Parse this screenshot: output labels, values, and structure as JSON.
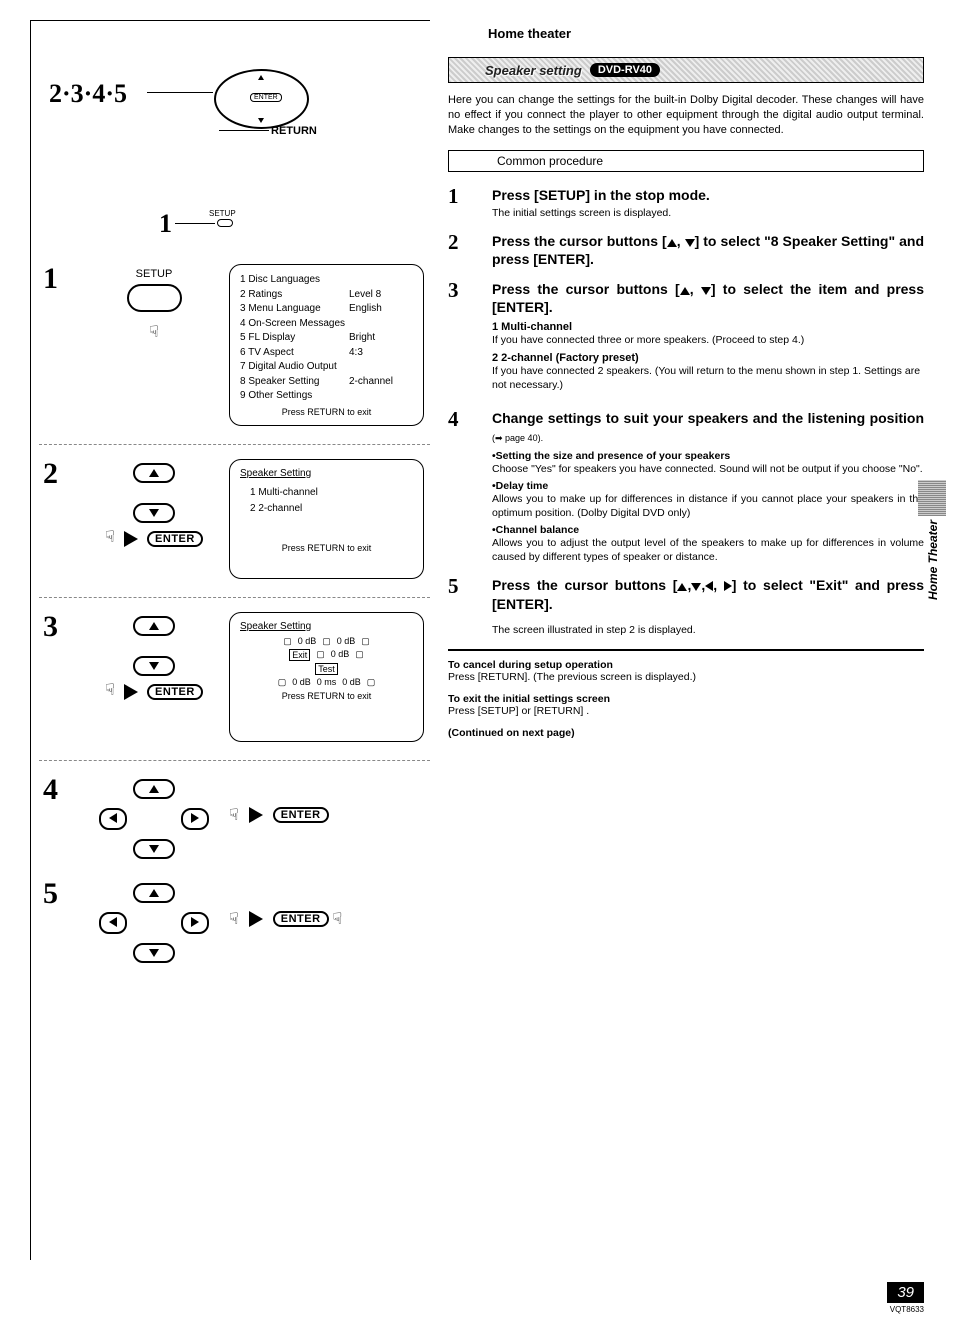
{
  "left": {
    "stepsLabel": "2·3·4·5",
    "returnLabel": "RETURN",
    "setupTiny": "SETUP",
    "oneLabel": "1",
    "setupLabel": "SETUP",
    "menu": {
      "items": [
        {
          "label": "1 Disc Languages",
          "value": ""
        },
        {
          "label": "2 Ratings",
          "value": "Level 8"
        },
        {
          "label": "3 Menu Language",
          "value": "English"
        },
        {
          "label": "4 On-Screen Messages",
          "value": ""
        },
        {
          "label": "5 FL Display",
          "value": "Bright"
        },
        {
          "label": "6 TV Aspect",
          "value": "4:3"
        },
        {
          "label": "7 Digital Audio Output",
          "value": ""
        },
        {
          "label": "8 Speaker Setting",
          "value": "2-channel"
        },
        {
          "label": "9 Other Settings",
          "value": ""
        }
      ],
      "footer": "Press RETURN to exit"
    },
    "enterBtn": "ENTER",
    "panel2": {
      "title": "Speaker Setting",
      "opt1": "1  Multi-channel",
      "opt2": "2  2-channel",
      "footer": "Press RETURN to exit"
    },
    "panel3": {
      "title": "Speaker Setting",
      "exit": "Exit",
      "test": "Test",
      "zeroDb": "0 dB",
      "zeroMs": "0 ms",
      "footer": "Press RETURN to exit"
    },
    "n1": "1",
    "n2": "2",
    "n3": "3",
    "n4": "4",
    "n5": "5"
  },
  "right": {
    "home": "Home theater",
    "bannerTitle": "Speaker setting",
    "bannerModel": "DVD-RV40",
    "intro": "Here you can change the settings for the built-in Dolby Digital decoder. These changes will have no effect if you connect the player to other equipment through the digital audio output terminal. Make changes to the settings on the equipment you have connected.",
    "common": "Common procedure",
    "s1": {
      "num": "1",
      "title": "Press [SETUP] in the stop mode.",
      "sub": "The initial settings screen is displayed."
    },
    "s2": {
      "num": "2",
      "title": "Press the cursor buttons [▲, ▼] to select \"8 Speaker Setting\" and press [ENTER]."
    },
    "s3": {
      "num": "3",
      "title": "Press the cursor buttons [▲, ▼] to select the item and press [ENTER].",
      "i1t": "1  Multi-channel",
      "i1d": "If you have connected three or more speakers. (Proceed to step 4.)",
      "i2t": "2  2-channel (Factory preset)",
      "i2d": "If you have connected 2 speakers. (You will return to the menu shown in step 1. Settings are not necessary.)"
    },
    "s4": {
      "num": "4",
      "title1": "Change settings to suit your speakers and the listening position",
      "pageRef": "(➡ page 40).",
      "b1t": "•Setting the size and presence of your speakers",
      "b1d": "Choose \"Yes\" for speakers you have connected. Sound will not be output if you choose \"No\".",
      "b2t": "•Delay time",
      "b2d": "Allows you to make up for differences in distance if you cannot place your speakers in the optimum position. (Dolby Digital DVD only)",
      "b3t": "•Channel balance",
      "b3d": "Allows you to adjust the output level of the speakers to make up for differences in volume caused by different types of speaker or distance."
    },
    "s5": {
      "num": "5",
      "title": "Press the cursor buttons [▲,▼,◀, ▶] to select \"Exit\" and press [ENTER].",
      "sub": "The screen illustrated in step 2 is displayed."
    },
    "cancel": {
      "h": "To cancel during setup operation",
      "d": "Press [RETURN]. (The previous screen is displayed.)"
    },
    "exit": {
      "h": "To exit the initial settings screen",
      "d": "Press [SETUP] or [RETURN] ."
    },
    "cont": "(Continued on next page)",
    "sideTab": "Home Theater"
  },
  "footer": {
    "page": "39",
    "code": "VQT8633"
  }
}
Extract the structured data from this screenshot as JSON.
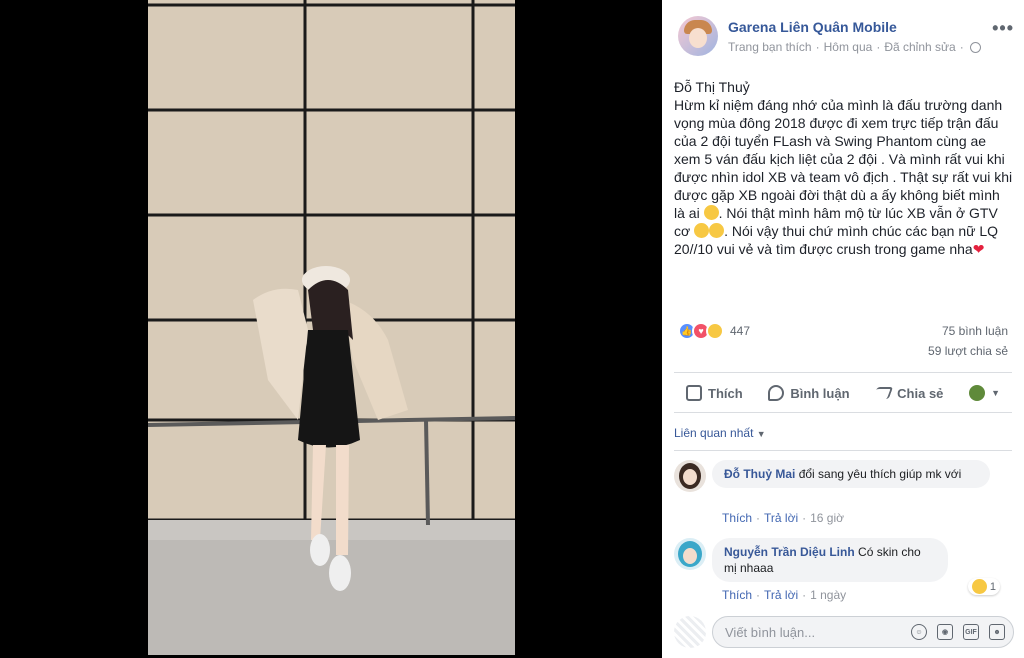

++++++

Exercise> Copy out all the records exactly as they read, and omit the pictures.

Task solution>
Parse this screenshot: output labels, values, and structure as JSON.
{
  "left": {
    "stepsLabel": "2·3·4·5",
    "returnLabel": "RETURN",
    "setupTiny": "SETUP",
    "oneLabel": "1",
    "setupLabel": "SETUP",
    "menu": {
      "items": [
        {
          "label": "1 Disc Languages",
          "value": ""
        },
        {
          "label": "2 Ratings",
          "value": "Level 8"
        },
        {
          "label": "3 Menu Language",
          "value": "English"
        },
        {
          "label": "4 On-Screen Messages",
          "value": ""
        },
        {
          "label": "5 FL Display",
          "value": "Bright"
        },
        {
          "label": "6 TV Aspect",
          "value": "4:3"
        },
        {
          "label": "7 Digital Audio Output",
          "value": ""
        },
        {
          "label": "8 Speaker Setting",
          "value": "2-channel"
        },
        {
          "label": "9 Other Settings",
          "value": ""
        }
      ],
      "footer": "Press RETURN to exit"
    },
    "enterBtn": "ENTER",
    "panel2": {
      "title": "Speaker Setting",
      "opt1": "1  Multi-channel",
      "opt2": "2  2-channel",
      "footer": "Press RETURN to exit"
    },
    "panel3": {
      "title": "Speaker Setting",
      "exit": "Exit",
      "test": "Test",
      "zeroDb": "0 dB",
      "zeroMs": "0 ms",
      "footer": "Press RETURN to exit"
    },
    "n1": "1",
    "n2": "2",
    "n3": "3",
    "n4": "4",
    "n5": "5"
  },
  "right": {
    "home": "Home theater",
    "bannerTitle": "Speaker setting",
    "bannerModel": "DVD-RV40",
    "intro": "Here you can change the settings for the built-in Dolby Digital decoder. These changes will have no effect if you connect the player to other equipment through the digital audio output terminal. Make changes to the settings on the equipment you have connected.",
    "common": "Common procedure",
    "s1": {
      "num": "1",
      "title": "Press [SETUP] in the stop mode.",
      "sub": "The initial settings screen is displayed."
    },
    "s2": {
      "num": "2",
      "title": "Press the cursor buttons [▲, ▼] to select \"8 Speaker Setting\" and press [ENTER]."
    },
    "s3": {
      "num": "3",
      "title": "Press the cursor buttons [▲, ▼] to select the item and press [ENTER].",
      "i1t": "1  Multi-channel",
      "i1d": "If you have connected three or more speakers. (Proceed to step 4.)",
      "i2t": "2  2-channel (Factory preset)",
      "i2d": "If you have connected 2 speakers. (You will return to the menu shown in step 1. Settings are not necessary.)"
    },
    "s4": {
      "num": "4",
      "title1": "Change settings to suit your speakers and the listening position",
      "pageRef": "(➡ page 40).",
      "b1t": "•Setting the size and presence of your speakers",
      "b1d": "Choose \"Yes\" for speakers you have connected. Sound will not be output if you choose \"No\".",
      "b2t": "•Delay time",
      "b2d": "Allows you to make up for differences in distance if you cannot place your speakers in the optimum position. (Dolby Digital DVD only)",
      "b3t": "•Channel balance",
      "b3d": "Allows you to adjust the output level of the speakers to make up for differences in volume caused by different types of speaker or distance."
    },
    "s5": {
      "num": "5",
      "title": "Press the cursor buttons [▲,▼,◀, ▶] to select \"Exit\" and press [ENTER].",
      "sub": "The screen illustrated in step 2 is displayed."
    },
    "cancel": {
      "h": "To cancel during setup operation",
      "d": "Press [RETURN]. (The previous screen is displayed.)"
    },
    "exit": {
      "h": "To exit the initial settings screen",
      "d": "Press [SETUP] or [RETURN] ."
    },
    "cont": "(Continued on next page)",
    "sideTab": "Home Theater"
  },
  "footer": {
    "page": "39",
    "code": "VQT8633"
  }
}
Extract the structured data from this screenshot as JSON.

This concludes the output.